Their circumstances parallel Jacksonville’s. BYU’s Zach Wilson is expected to become the NYJ’s new quarterback with the No. 2 pick. But GM Joe Douglas has an additional first-rounder, a high second (No. 34) and multiple choices in the third, fifth and sixth rounds. New York needs foundational players and depth, so Douglas – and he already has an additional first- and second-rounder next year – has ample options.

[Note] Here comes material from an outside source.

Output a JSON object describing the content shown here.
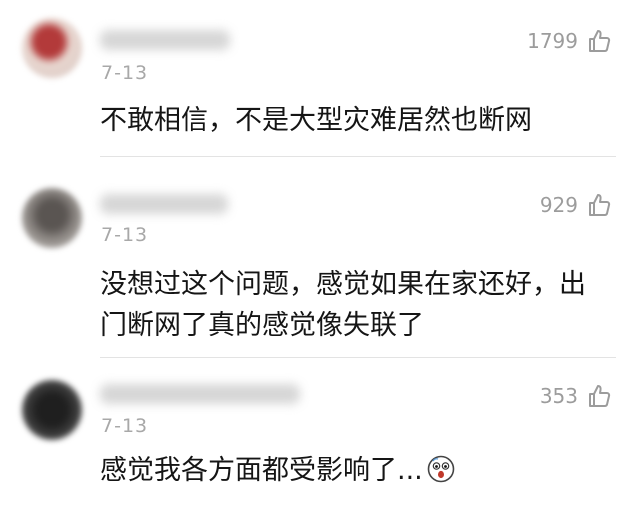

Ever since they threw in the towel against the Washington Football Team in the final regular-season game of the 2020 season, it’s seemed this is an organization with an eye on 2022 and beyond – and given the holes on the roster, it’s a reasonable approach. Roseman has already moved out of the top 10, and seems like a prime candidate to deal down again to add to next year’s stash, when he’s likely to have two first-rounders … assuming former Philly QB Carson Wentz remains upright in Indianapolis.
Tampa Bay Buccaneers
What do you give the person who has everything? Cash? Gift cards? Future draft considerations? It should be fascinating to see how the Super Bowl champions, who have their entire starting lineup returning intact for a repeat bid, navigate a player pool when they don’t really need anything. Sure, the Bucs could certainly improve their depth, get younger (and cheaper) in some areas and/or target specific supplementary weapons for QB Tom Brady and defensive coordinator Todd Bowles. And yet GM Jason Licht might be able to achieve such aims while procuring assets for a rebuild that will inevitably come in the near future. The 32nd pick is often an attractive one to teams who might want to come back into Round 1 for a QB and the extra year of contractual control it affords.
Follow USA TODAY Sports’ Nate Davis on Twitter @ByNateDavis.
This article originally appeared on USA TODAY: 11 NFL teams that could trade up or down in 2021 draft